The intersection of vloggers, YouTubers and public relations

My interaction with YouTube is limited to watching the occasion DIY “how to” video for an embarrassingly simple task that I realise I do not know how to do.

I thought that made me normal, but having chaired our recent PR and Vloggers event and listened to a bunch on stats on the number of people regularly watching the UK’s most influential Vloggers and YouTubers, turns out I’m not as normal as I thought!

At the event Alfred founder Dan Neale talked about how brands can work with vloggers:

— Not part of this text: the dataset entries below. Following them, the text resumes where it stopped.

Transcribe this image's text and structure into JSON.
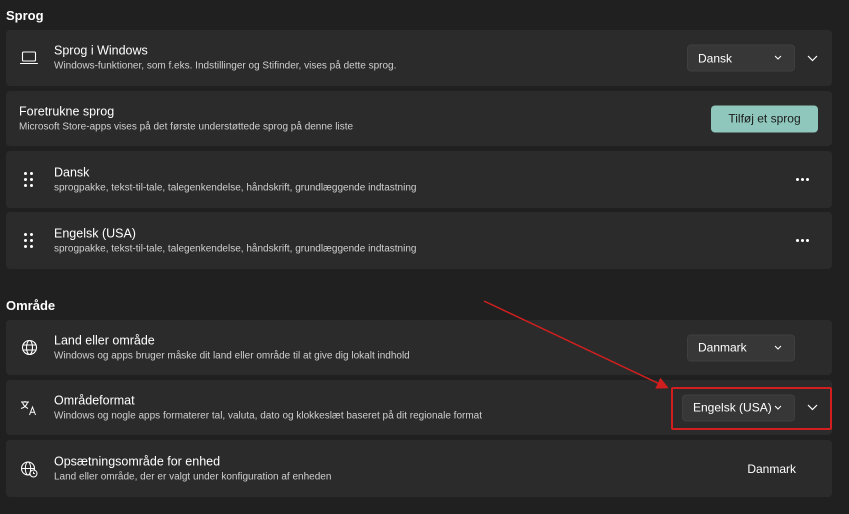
{
  "sprog_section": {
    "title": "Sprog",
    "windows_language": {
      "title": "Sprog i Windows",
      "description": "Windows-funktioner, som f.eks. Indstillinger og Stifinder, vises på dette sprog.",
      "dropdown_value": "Dansk"
    },
    "preferred_languages": {
      "title": "Foretrukne sprog",
      "description": "Microsoft Store-apps vises på det første understøttede sprog på denne liste",
      "add_button_label": "Tilføj et sprog"
    },
    "languages": [
      {
        "name": "Dansk",
        "features": "sprogpakke, tekst-til-tale, talegenkendelse, håndskrift, grundlæggende indtastning"
      },
      {
        "name": "Engelsk (USA)",
        "features": "sprogpakke, tekst-til-tale, talegenkendelse, håndskrift, grundlæggende indtastning"
      }
    ]
  },
  "omraade_section": {
    "title": "Område",
    "country": {
      "title": "Land eller område",
      "description": "Windows og apps bruger måske dit land eller område til at give dig lokalt indhold",
      "dropdown_value": "Danmark"
    },
    "regional_format": {
      "title": "Områdeformat",
      "description": "Windows og nogle apps formaterer tal, valuta, dato og klokkeslæt baseret på dit regionale format",
      "dropdown_value": "Engelsk (USA)"
    },
    "setup_region": {
      "title": "Opsætningsområde for enhed",
      "description": "Land eller område, der er valgt under konfiguration af enheden",
      "value": "Danmark"
    }
  },
  "colors": {
    "background": "#202020",
    "card": "#2b2b2b",
    "accent_button": "#8fc7bd",
    "annotation_red": "#d11f1f"
  },
  "icons": {
    "windows_language": "laptop-icon",
    "country": "globe-icon",
    "regional_format": "language-format-icon",
    "setup_region": "globe-clock-icon",
    "reorder": "drag-handle-icon",
    "more": "more-options-icon",
    "expand": "chevron-down-icon"
  }
}
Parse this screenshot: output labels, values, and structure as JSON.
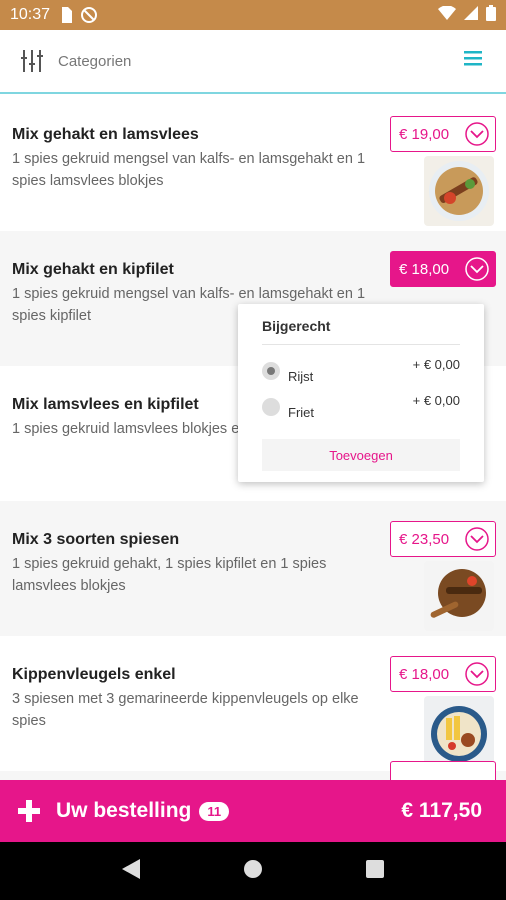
{
  "status_bar": {
    "time": "10:37"
  },
  "header": {
    "title": "Categorien"
  },
  "menu_items": [
    {
      "name": "Mix gehakt en lamsvlees",
      "description": "1 spies gekruid mengsel van kalfs- en lamsgehakt en 1 spies lamsvlees blokjes",
      "price": "€ 19,00"
    },
    {
      "name": "Mix gehakt en kipfilet",
      "description": "1 spies gekruid mengsel van kalfs- en lamsgehakt en 1 spies kipfilet",
      "price": "€ 18,00"
    },
    {
      "name": "Mix lamsvlees en kipfilet",
      "description": "1 spies gekruid lamsvlees blokjes en 1 spies kipfilet",
      "price": ""
    },
    {
      "name": "Mix 3 soorten spiesen",
      "description": "1 spies gekruid gehakt, 1 spies kipfilet en 1 spies lamsvlees blokjes",
      "price": "€ 23,50"
    },
    {
      "name": "Kippenvleugels enkel",
      "description": "3 spiesen met 3 gemarineerde kippenvleugels op elke spies",
      "price": "€ 18,00"
    }
  ],
  "popup": {
    "title": "Bijgerecht",
    "options": [
      {
        "label": "Rijst",
        "extra": "+ € 0,00",
        "selected": true
      },
      {
        "label": "Friet",
        "extra": "+ € 0,00",
        "selected": false
      }
    ],
    "add_label": "Toevoegen"
  },
  "order_bar": {
    "label": "Uw bestelling",
    "count": "11",
    "total": "€ 117,50"
  },
  "colors": {
    "accent": "#e6168a",
    "status_bar": "#c58a4a",
    "divider": "#7fd6e0"
  },
  "icons": [
    "wifi-icon",
    "battery-icon",
    "filter-sliders-icon",
    "hamburger-menu-icon",
    "chevron-down-icon",
    "plus-icon",
    "back-icon",
    "home-icon",
    "recents-icon"
  ]
}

The importance of vloggers is put into some context with the following chart:

Sector Example of leading online mag Printed mag Vlogger
Beauty Cosmo - 6,500,000 (monthly views)  Cosmo - 405,308 (monthly)
 
Zoella - 10,788,440 subs
Sport Football 365 - 4,023,782 (monthly views)  Sport - 304,899 (weekly) F2 Freestylers - 4,135,000 subs
Games IGN UK- 28,775,547 (monthly views) Games TM - 30,000 (monthly)
 
PieDiePie - 45,900,807 subs

Here is an interview with Shivvy Jervis, Award-winning digital series creator, Digital Futures and digital content head, Telefónica where she here thoughts about how PR people should approach YouTubers:

I’ve summarised some of the top-line insights from the event below:

  • The terms vloggers and YouTubers are fairly interchangeable, the phrase vloggers came about because media like the BBC weren’t able to the phrase “YouTube.”
  • Vloggers and YouTubers became popular in the gaming sector, but have now become popular in other sectors such as mummy vloggers, sport, food and beauty.
  • Kids up to 24 years old, tend not to watch much TV, or go to live events, they watch YouTube.
  • We’re talking big, big numbers. For example, here is the roster of one of our speakers Liam Chivers, founder of OP Talent:
  • As vlogger’s channels become larger so their audience and content becomes broader.
  • Reach is an important reach with vloggers. You can get reach by either working with one very popular vlogger, or a selection of smaller vloggers.
  • The level of engagement of a vlogger’s audience is also an important KPI, for example the number of comments and average view time.
  • Partnerships with vloggers require collaboration, this isn’t advertising, you must work to leverage engagement with the audience appropriately.
  • When putting together a vlogger campaign it’s important to put together an influencer plan which lists the vlogger, the demographic of their audience and their KPIs so you can rank your priorities and tailor you approach.
  • The digital nature of vlogging means that it is very easy to measure your return on investment, be that event sign ups, website visits, requests for demos, online sales, etc.
  • Vlogger engagement tactics might include: dedicated video, experience diary, sponsorship, round-up videos or even a brand channel.
  • Defining the best vloggers, even within a specific category, will depend on whether you prioritise reach, engagement, popularity or relevance.
  • Make sure you properly consider the ASA guideline on vloggers. A key rule under the CAP Code is that if the content is controlled by the marketer, not the vlogger, and is written in exchange for payment (which could be a monetary payment or free items) then it is an advertisement feature and must be labelled as such (rule 2.4).

“Because there is payment and control by the brand, this is an advertorial and needs to be labelled upfront so that viewers are aware and understand that it is an advertorial before engaging."

There is further info here ASA

I asked Alfred’s Dan Neale what his advice is when considering the ASA guidelines:  “Disclosure is key. Morality aside, for both brand and influencer benefit, there is a need to be transparent about the relationship. If this isn’t done, this form of marketing will not only quickly diminish in effectiveness, but the influencers audience will disappear. A negative effect for all parties.“

Thanks to Alfred for partnering with us on this event.

PRmoment Awards 2020